I was now laden down with fruit and groceries and we headed back to Murgwanza. Some young boys enjoyed posing for their photograph with a simple toy they had made.
At some point in the trip we acquired two or three boys who followed us in uncomfortable silence all the way back to Murgwanza. They seemed overawed. When we stopped, they stopped; when we started they started; when we crossed the road so did they. It began to get unnerving. At the T junction in Murgwanza I suggested that we gave them a dilemma by splitting up. I went one way and Christine went the other. They followed Christine. Sensibly she sought refuge with the students, who thought it was very funny. We managed to make it home without the boys following the last few yards.

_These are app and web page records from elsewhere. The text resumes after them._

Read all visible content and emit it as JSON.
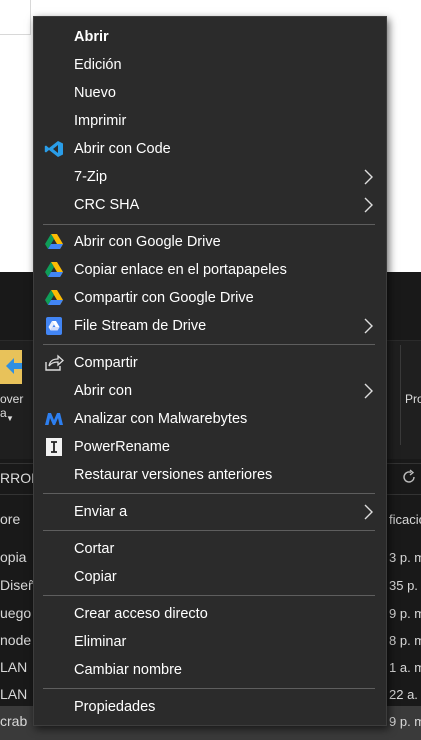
{
  "background": {
    "ribbon": {
      "move_label_line1": "over",
      "move_label_line2": "a",
      "pro_label": "Pro"
    },
    "address_fragment": "RROL",
    "left_fragments": [
      "ore",
      "opia",
      "Diseñ",
      "uego",
      "node",
      "LAN",
      "LAN",
      "crab"
    ],
    "right_fragments": [
      "ficacio",
      "3 p. m",
      "35 p.",
      "9 p. m",
      "8 p. m",
      "1 a. m",
      "22 a.",
      "9 p. m"
    ]
  },
  "menu": {
    "items": [
      {
        "label": "Abrir",
        "bold": true
      },
      {
        "label": "Edición"
      },
      {
        "label": "Nuevo"
      },
      {
        "label": "Imprimir"
      },
      {
        "label": "Abrir con Code",
        "icon": "vscode-icon"
      },
      {
        "label": "7-Zip",
        "submenu": true
      },
      {
        "label": "CRC SHA",
        "submenu": true
      },
      {
        "label": "Abrir con Google Drive",
        "icon": "google-drive-icon"
      },
      {
        "label": "Copiar enlace en el portapapeles",
        "icon": "google-drive-icon"
      },
      {
        "label": "Compartir con Google Drive",
        "icon": "google-drive-icon"
      },
      {
        "label": "File Stream de Drive",
        "icon": "drive-file-stream-icon",
        "submenu": true
      },
      {
        "label": "Compartir",
        "icon": "share-icon"
      },
      {
        "label": "Abrir con",
        "submenu": true
      },
      {
        "label": "Analizar con Malwarebytes",
        "icon": "malwarebytes-icon"
      },
      {
        "label": "PowerRename",
        "icon": "powerrename-icon"
      },
      {
        "label": "Restaurar versiones anteriores"
      },
      {
        "label": "Enviar a",
        "submenu": true
      },
      {
        "label": "Cortar"
      },
      {
        "label": "Copiar"
      },
      {
        "label": "Crear acceso directo"
      },
      {
        "label": "Eliminar"
      },
      {
        "label": "Cambiar nombre"
      },
      {
        "label": "Propiedades"
      }
    ]
  },
  "colors": {
    "menu_bg": "#2b2b2b",
    "menu_text": "#ffffff",
    "separator": "#5e5e5e"
  }
}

Lunch was a delicious vegetable tart and fresh pineapple. We read our books and our students collected their work – we still need to work on how to tell the time in English it seems! At about 4.00 p.m. the peace was shattered by one of the choirs who decided to test their sound equipment outside the cathedral. The speakers are facing away from the house but the throb is all persuasive and birds quit their roosts and small animals ran for cover as the amplifier was turned up to 11+. Still it is good to hear the choir singing and no doubt we shall enjoy the performance tomorrow at the 10.00 or possibly 10.30 service (it starts when it starts!), as long as we sit at the back – or possibly in Ngara!
It doesn’t seem possible that we have been here two weeks now and next week is our last week of teaching.